Data records
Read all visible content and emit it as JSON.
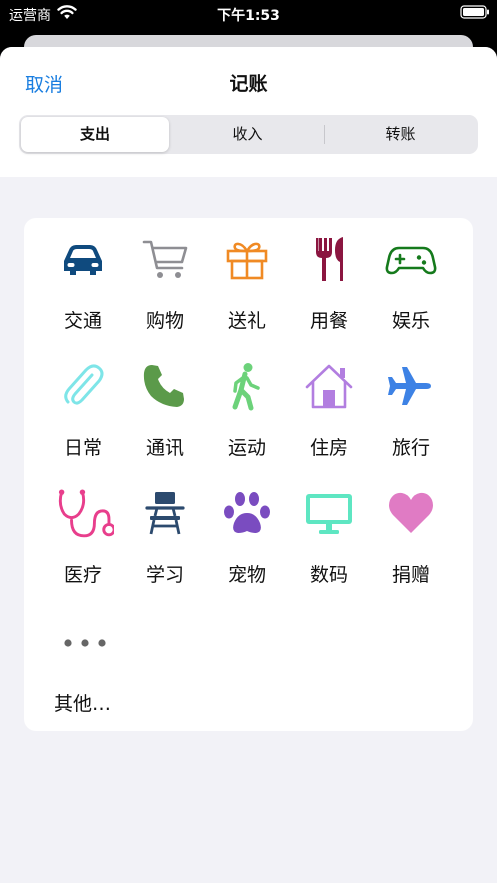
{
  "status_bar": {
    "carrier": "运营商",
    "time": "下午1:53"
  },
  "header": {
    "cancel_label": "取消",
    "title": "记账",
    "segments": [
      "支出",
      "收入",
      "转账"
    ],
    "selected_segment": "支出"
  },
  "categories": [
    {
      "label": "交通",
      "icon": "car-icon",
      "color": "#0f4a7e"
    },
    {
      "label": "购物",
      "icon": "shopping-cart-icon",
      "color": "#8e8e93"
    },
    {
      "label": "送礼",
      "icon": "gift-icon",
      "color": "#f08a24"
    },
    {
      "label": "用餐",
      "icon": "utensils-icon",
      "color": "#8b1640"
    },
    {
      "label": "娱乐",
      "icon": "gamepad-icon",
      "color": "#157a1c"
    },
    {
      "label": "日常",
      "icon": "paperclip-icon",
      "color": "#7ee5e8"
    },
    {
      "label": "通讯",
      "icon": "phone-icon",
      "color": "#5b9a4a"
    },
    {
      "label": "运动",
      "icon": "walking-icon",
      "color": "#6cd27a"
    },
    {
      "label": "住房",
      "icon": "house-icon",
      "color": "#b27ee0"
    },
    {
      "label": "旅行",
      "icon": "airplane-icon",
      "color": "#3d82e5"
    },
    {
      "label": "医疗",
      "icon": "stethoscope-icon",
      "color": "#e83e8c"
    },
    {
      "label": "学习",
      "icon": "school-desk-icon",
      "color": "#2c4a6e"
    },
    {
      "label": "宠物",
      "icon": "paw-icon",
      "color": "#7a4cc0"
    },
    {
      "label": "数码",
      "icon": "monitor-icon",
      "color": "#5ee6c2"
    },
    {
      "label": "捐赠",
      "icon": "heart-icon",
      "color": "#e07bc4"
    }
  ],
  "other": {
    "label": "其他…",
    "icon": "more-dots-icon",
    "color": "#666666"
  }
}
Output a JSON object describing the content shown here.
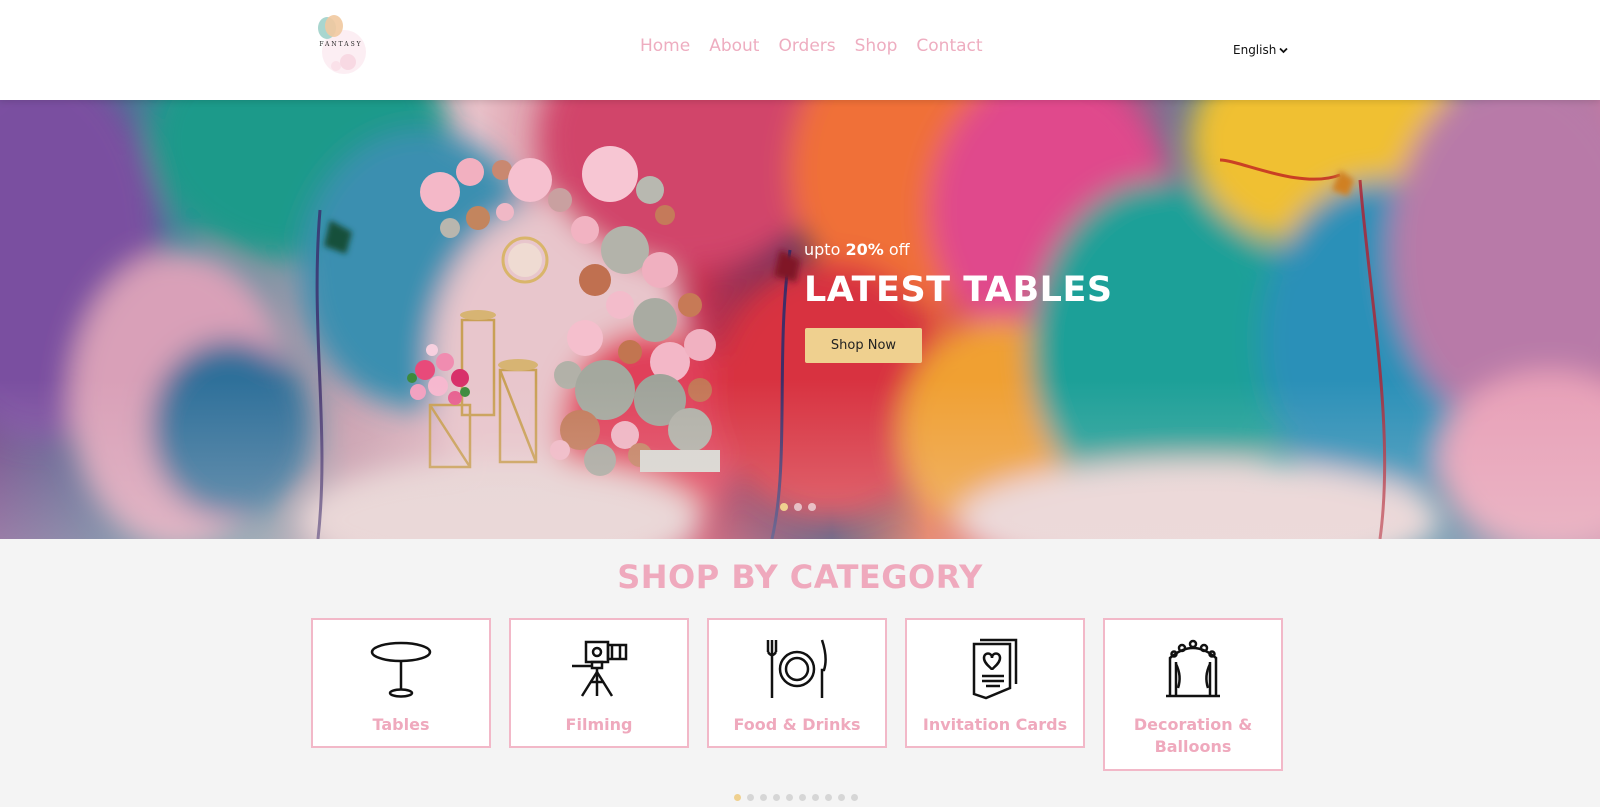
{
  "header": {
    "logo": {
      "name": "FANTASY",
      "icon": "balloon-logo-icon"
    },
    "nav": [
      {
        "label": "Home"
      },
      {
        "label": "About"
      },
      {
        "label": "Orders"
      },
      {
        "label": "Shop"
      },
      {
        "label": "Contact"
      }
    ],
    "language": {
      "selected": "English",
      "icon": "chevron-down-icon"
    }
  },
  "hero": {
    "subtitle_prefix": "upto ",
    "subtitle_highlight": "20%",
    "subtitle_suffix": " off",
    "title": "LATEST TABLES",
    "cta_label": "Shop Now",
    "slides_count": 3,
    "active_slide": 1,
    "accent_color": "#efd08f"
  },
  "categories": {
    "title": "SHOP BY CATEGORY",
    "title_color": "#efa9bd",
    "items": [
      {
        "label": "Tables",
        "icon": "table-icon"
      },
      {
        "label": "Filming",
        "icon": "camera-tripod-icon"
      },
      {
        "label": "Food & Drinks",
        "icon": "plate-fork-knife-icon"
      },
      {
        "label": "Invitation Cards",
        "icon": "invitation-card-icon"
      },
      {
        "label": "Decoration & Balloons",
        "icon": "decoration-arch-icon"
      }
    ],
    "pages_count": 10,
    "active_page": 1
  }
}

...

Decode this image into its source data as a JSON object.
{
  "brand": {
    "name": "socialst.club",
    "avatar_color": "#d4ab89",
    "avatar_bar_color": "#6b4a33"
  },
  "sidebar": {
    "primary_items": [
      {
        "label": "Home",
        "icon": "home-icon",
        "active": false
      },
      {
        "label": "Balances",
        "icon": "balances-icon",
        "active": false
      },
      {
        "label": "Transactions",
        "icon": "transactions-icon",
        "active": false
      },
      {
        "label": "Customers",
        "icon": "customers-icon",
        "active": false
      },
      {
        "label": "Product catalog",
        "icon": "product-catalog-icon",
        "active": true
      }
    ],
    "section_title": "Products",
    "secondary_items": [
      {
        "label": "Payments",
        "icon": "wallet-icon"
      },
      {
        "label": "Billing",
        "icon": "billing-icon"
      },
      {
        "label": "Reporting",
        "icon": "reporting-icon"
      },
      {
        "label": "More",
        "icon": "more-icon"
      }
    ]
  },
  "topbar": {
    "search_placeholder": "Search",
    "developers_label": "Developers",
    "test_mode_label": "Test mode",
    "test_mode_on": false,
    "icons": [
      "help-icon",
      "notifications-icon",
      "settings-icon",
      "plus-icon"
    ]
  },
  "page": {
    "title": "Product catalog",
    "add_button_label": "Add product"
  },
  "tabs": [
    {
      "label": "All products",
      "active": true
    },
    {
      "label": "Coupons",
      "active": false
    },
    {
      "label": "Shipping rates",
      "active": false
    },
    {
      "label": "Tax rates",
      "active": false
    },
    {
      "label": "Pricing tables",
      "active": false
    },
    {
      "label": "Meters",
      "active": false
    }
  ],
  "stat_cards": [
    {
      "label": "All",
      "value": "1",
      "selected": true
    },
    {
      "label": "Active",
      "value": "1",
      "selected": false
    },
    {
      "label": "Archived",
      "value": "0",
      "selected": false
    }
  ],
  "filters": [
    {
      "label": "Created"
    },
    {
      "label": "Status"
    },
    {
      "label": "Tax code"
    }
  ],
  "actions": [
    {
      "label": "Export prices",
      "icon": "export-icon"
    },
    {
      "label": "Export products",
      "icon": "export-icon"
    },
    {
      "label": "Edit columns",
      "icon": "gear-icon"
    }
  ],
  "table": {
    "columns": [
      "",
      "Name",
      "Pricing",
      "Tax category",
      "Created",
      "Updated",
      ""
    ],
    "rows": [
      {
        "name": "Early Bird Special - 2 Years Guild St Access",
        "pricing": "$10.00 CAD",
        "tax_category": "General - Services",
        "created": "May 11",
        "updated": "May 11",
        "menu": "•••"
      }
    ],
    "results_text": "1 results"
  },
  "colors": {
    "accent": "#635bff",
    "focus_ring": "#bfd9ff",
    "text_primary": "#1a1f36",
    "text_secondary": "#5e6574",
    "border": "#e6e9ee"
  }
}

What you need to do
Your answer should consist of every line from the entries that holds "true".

Your solution
        "active": true
      "active": true
      "selected": true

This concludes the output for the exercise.